While pain is the energy that moves us toward change, the absence of pain isn’t enough to sustain it. This is one of the factors that makes change so hard: we experience the lack of pain as relief, as a kind of balance or homeostasis. We tend to rest there; we’re comfortable again.
We take a few pills, and our pain decreases. We see a therapist once or twice, and we don’t go back. Many of us aren’t really that interested in change. We just want a rescue from pain.
Pleasure is what I think is on the other side of relief. In order to move us from pain to relief to change, human beings need regular, positive reinforcement. We need to really feel that our effort is giving us something new and different than just relief; it’s creating a welcome, desired difference. And that difference needs to be sustained in order for us to trust our effort is working. We need positive, consistent reinforcement of our efforts. In other words, rewarding ourselves keeps the balance tipped in the right emotional direction.

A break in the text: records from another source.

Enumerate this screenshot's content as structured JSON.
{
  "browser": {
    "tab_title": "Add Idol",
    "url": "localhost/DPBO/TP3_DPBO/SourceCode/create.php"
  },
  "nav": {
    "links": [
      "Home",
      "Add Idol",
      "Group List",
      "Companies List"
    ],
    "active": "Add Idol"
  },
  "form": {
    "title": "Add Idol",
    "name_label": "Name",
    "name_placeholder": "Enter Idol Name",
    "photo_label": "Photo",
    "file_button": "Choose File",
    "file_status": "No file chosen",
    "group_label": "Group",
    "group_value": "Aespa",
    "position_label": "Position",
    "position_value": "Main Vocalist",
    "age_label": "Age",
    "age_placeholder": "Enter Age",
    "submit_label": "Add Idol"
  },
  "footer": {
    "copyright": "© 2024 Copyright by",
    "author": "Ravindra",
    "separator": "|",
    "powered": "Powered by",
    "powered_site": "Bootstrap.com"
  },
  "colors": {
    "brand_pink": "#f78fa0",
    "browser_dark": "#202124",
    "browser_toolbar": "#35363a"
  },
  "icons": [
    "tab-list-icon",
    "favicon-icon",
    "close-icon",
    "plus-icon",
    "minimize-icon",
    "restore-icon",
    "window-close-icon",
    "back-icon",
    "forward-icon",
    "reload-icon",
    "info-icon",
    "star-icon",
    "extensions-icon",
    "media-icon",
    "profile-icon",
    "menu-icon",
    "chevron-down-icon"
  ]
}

Take weight loss, for example. Many of us know that we want to have smaller, lighter bodies, but that it takes a great deal of effort to change our food intake. Most of us can create some small amount of weight loss, generating a sense of relief, but if we don’t see regular, sustaining difference, we lose our energy. This is part of the argument among weight loss professionals: should clients weigh themselves daily? On the one hand, small amounts of loss may be visible from day to day, creating a positive reward. On the other hand, not seeing the desired difference can steal motivation fast.
Many of us who try to lose weight give up our efforts when the scale is stalled. We haven’t been able to get the reward we need to sustain our effort. The same holds true for other habits of body and mind, like smoking or drinking. If we don’t constantly work to boost our sense of pleasure and reward for our new behavior, relief will not be enough to keep us there.
If you are attempting a change process this year, and really want to make it work, make sure you have personal rewards built in to your efforts. What is it that gives you a healthy sense of pleasure? Make a list and figure out how you can add those activities, things, and experiences into your life as rewards for your sustained effort. When you see the change you want, focus on how that change feels in your mind and body, and then create a small, reinforcing reward. It’s what keeps our minds moving forward on that narrow, rocky road of personal change.